- While proceeding in, try to visualise the walls of the EAM, swelling, boyle, visualise the tympanic membrane (an oval, fairly stretched membrane, able to see cone of light anteriorly and inferiorly and a whitish line from the tip of the cone indicating the malleus handle). Check if there is perforation (if whole membrane is intact). Membrane is not flat, but slightly angled. Sometimes earwax is a hindrance. Check for discharge (may be purulent). Check for bulging of tympanic membrane.
- Dispose of the speculum after use
- Use left hand in the same way on the other side. (A COMMON MISTAKE - it is very clumsy to put the scope in this way).
- Always examine the noraml ear first, then the abnormal ear.
- If you somehow examine the infected ear first, dispose of the speculum
- Now examine the throat (no nasal examination this time; would look for injury, bleeding, swelling of turbinates, see if septum is deviated, by lifting tip of nose)
- Look for tonsils, posterior pharyngeal wall, whole of oral cavity. Caries, gingivitis (bleeding gums, pus), postnasal drip, ulcers (acteus ? - normally when you have indigestion etc; non-healing, precursors to malignancies), white spots (leukoplakia on the buccal mucosa (mucous membrane of cheek), check tongue, lips, soft palate, hard palate, floor of the mouth (roll up tongue; openings of the submandibular glands on either side of the frenulum; calculus in duct would show up as swelling of ducts).
- Pain in the ear and there is no pathology on examination, then look in nose and throat (nerve supply of ear and oral cavity/pharynx/nose is the same).
- ENT examination comes along with examination of cervical lymph nodes.
- Also, if patient comes with swelling in the neck or lymph node enlargement, do ENT examination
- In the throat, may use a tongue depressor to visualise the posterior pharyngeal wall and the tonsils. Sometimes you don't need it. Use dominant hand to hold the tongue depressor. Don't make them gag (do it on the anterior of the tongue, and don't touch the soft palate). Some patients feel ill even at the sight of the tongue depressor.
- Ask the patient to open their mouth wide and say "ahh".
- Examine buccal mucosa, lips, tongue, turn it to one side, put it up (borders of the tongue where malignant ulcers originate)
- Protrusion of tongue = hypoglossal nerve CNXII
- Saying ahh elevates the soft palate = testing CNX (motor part of this nerve supplies soft palate). Also shows us clearly the palatine tonsils (between the two sets of folds) and the posterior pharyngeal wall, usually inflamed in throat infections
- Temperature examination - stick thermometers
- Put on disposable cover
- Start it, then put it in ear, it beeps then put a display on screen (takes 5-10 seconds)

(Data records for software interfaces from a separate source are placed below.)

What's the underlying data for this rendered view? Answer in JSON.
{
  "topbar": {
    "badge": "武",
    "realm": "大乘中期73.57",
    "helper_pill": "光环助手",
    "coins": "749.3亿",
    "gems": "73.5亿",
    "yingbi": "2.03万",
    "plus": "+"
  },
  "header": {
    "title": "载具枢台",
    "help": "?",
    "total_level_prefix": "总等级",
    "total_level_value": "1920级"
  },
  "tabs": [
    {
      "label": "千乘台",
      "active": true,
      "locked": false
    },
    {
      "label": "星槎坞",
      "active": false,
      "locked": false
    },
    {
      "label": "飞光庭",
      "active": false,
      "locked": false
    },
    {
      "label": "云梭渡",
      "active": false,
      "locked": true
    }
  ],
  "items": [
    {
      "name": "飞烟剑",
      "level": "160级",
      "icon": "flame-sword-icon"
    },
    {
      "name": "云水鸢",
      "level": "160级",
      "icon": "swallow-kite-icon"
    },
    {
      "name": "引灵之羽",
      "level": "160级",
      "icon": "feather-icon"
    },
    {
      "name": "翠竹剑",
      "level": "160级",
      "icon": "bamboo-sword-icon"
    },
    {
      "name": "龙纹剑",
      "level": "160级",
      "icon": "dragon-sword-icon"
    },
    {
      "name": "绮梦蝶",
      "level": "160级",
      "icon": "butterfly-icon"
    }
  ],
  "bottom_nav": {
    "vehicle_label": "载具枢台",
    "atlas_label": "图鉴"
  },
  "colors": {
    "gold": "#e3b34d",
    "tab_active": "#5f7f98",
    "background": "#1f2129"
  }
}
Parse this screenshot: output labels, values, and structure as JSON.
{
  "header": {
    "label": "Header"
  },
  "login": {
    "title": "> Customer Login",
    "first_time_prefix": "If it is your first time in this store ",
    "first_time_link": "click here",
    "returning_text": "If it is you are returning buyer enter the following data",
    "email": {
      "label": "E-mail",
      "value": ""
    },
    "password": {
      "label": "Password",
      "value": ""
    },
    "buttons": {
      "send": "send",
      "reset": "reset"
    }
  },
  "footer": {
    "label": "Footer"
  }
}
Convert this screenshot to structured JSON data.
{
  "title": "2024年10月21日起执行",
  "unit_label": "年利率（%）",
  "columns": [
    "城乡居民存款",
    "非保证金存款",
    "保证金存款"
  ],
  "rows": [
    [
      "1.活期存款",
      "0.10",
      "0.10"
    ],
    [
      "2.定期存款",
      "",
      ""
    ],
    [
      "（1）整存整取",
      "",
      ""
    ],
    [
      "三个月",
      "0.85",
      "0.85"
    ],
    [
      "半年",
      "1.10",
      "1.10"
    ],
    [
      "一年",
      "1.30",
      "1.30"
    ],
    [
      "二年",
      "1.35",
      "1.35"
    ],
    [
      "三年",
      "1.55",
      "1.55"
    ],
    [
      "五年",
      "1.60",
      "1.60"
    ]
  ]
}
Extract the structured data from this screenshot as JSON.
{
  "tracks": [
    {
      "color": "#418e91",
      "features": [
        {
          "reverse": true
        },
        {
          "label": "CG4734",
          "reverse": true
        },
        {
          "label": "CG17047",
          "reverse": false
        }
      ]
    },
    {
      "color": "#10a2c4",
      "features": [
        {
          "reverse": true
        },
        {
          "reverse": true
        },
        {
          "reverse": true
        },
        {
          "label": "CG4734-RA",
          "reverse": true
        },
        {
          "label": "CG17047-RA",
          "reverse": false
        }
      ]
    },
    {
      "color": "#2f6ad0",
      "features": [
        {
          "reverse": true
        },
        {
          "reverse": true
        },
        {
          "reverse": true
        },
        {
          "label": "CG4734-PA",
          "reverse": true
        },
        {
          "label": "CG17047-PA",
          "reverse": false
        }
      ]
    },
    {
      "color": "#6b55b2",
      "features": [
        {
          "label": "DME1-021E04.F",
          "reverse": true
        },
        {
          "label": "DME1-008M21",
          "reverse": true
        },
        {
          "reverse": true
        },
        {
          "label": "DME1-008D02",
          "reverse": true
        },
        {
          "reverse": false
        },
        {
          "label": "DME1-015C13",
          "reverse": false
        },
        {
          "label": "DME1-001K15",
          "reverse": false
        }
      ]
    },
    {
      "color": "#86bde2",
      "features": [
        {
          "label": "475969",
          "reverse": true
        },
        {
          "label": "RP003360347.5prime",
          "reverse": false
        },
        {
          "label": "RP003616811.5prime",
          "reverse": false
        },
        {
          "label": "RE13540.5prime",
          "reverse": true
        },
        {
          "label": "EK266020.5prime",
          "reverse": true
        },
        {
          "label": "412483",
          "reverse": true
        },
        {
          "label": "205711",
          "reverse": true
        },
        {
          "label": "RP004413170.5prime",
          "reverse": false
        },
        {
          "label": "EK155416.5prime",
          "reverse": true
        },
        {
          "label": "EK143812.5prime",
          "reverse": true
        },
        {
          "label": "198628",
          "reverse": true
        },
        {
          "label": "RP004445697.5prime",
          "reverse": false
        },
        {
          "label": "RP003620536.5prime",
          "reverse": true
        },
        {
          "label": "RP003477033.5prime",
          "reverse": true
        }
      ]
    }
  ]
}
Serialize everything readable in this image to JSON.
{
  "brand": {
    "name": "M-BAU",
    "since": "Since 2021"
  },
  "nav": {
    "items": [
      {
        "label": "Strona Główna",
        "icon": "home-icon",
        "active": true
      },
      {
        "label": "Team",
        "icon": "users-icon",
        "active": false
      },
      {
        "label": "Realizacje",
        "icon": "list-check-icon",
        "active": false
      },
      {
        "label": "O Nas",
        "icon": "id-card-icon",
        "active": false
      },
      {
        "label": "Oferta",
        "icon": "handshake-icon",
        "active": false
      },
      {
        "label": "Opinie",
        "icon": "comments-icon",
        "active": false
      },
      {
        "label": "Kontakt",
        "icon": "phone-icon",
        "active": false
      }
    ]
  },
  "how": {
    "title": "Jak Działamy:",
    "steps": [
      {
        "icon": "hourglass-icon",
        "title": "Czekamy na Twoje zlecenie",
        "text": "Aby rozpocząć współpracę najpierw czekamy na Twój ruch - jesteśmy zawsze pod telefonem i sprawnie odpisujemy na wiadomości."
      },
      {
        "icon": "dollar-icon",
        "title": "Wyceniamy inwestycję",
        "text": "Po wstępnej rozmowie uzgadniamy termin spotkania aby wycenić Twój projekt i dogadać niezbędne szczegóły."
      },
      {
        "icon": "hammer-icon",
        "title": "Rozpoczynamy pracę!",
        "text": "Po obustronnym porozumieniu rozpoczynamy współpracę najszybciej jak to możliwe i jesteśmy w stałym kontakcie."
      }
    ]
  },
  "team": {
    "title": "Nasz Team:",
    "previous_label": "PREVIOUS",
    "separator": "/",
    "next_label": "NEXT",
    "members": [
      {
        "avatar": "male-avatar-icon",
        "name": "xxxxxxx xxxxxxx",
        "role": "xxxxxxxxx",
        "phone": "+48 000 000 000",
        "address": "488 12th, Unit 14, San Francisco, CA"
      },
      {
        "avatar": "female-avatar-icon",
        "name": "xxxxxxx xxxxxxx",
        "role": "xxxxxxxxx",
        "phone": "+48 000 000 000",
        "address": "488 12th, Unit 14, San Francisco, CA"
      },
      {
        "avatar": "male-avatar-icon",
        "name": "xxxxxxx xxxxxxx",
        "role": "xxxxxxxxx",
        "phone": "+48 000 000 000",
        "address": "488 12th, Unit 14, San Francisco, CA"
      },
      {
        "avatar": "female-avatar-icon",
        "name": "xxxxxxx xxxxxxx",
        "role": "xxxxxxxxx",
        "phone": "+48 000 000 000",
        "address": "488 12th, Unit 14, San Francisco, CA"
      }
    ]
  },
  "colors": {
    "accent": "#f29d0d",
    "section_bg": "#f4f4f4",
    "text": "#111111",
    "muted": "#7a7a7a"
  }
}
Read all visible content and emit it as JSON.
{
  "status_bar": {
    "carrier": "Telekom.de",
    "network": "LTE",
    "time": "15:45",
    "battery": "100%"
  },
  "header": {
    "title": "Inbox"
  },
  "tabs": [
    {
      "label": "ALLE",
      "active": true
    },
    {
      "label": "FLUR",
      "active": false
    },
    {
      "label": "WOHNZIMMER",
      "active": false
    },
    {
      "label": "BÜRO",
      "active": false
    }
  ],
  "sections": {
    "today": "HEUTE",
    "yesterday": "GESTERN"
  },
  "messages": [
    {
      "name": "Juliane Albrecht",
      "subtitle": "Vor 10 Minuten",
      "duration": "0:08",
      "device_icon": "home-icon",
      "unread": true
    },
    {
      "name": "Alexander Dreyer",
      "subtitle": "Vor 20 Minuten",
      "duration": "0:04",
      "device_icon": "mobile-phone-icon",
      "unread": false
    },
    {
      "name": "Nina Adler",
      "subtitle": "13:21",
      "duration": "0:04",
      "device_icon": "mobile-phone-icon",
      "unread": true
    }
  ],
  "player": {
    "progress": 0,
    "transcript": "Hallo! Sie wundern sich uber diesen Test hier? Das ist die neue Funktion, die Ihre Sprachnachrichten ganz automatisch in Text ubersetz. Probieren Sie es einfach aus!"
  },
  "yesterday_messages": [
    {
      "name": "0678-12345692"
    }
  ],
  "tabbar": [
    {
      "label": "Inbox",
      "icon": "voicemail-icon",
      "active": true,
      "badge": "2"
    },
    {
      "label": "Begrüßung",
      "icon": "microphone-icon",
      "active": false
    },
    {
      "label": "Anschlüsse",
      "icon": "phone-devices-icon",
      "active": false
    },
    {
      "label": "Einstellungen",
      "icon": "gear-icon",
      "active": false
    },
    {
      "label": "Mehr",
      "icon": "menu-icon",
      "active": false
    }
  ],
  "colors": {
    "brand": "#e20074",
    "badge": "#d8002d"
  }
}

- temperature in the ear picked up by IR sensor is closest to core temperature; tympanic membrane is supplied by the same artery that supplies the brain; we want optimal functioning of the core organs -- ear gives a good measurement of core temperature)
- Other sites: oral, axillary, rectal. Rectal used more commonly in babies (not in adults)
- There is always a range and temperatures differ at different sites
- Temperature depends on basal metabolic rate (lower in morning, higher later)
- Age: older people show lower temperatures and their thermoregulation isn't very good
- Male or female variation. In females, temperature rises during ovulation
- Multifactorial determinants of temperature, given as a range: 35.6 to 37.9 degrees
- Range varies depending on different sites
- Every student will have a question on TEMPERATURE and BLOOD PRESSURE in the OSCE.
- After every use, dispose of the speculum cover.
6 things common across all societies w.r.t. child-rearing
- Obedience training - taught to obey adults/authority (did you always do what your parents wanted; did you always tell your parents if there was something you did they wouldn't approve of). Counting technique works well. Different families have different values (acceptable vs unacceptable behaviour).
- Responsibility training - look after yourself and stuff
- Nurturance training - looking after siblings/animals/family members etc
- General independence
There are differences in parenting styles between different people
Some families have ridiculously different values - so long as the child isn't abused, let them call their own shots.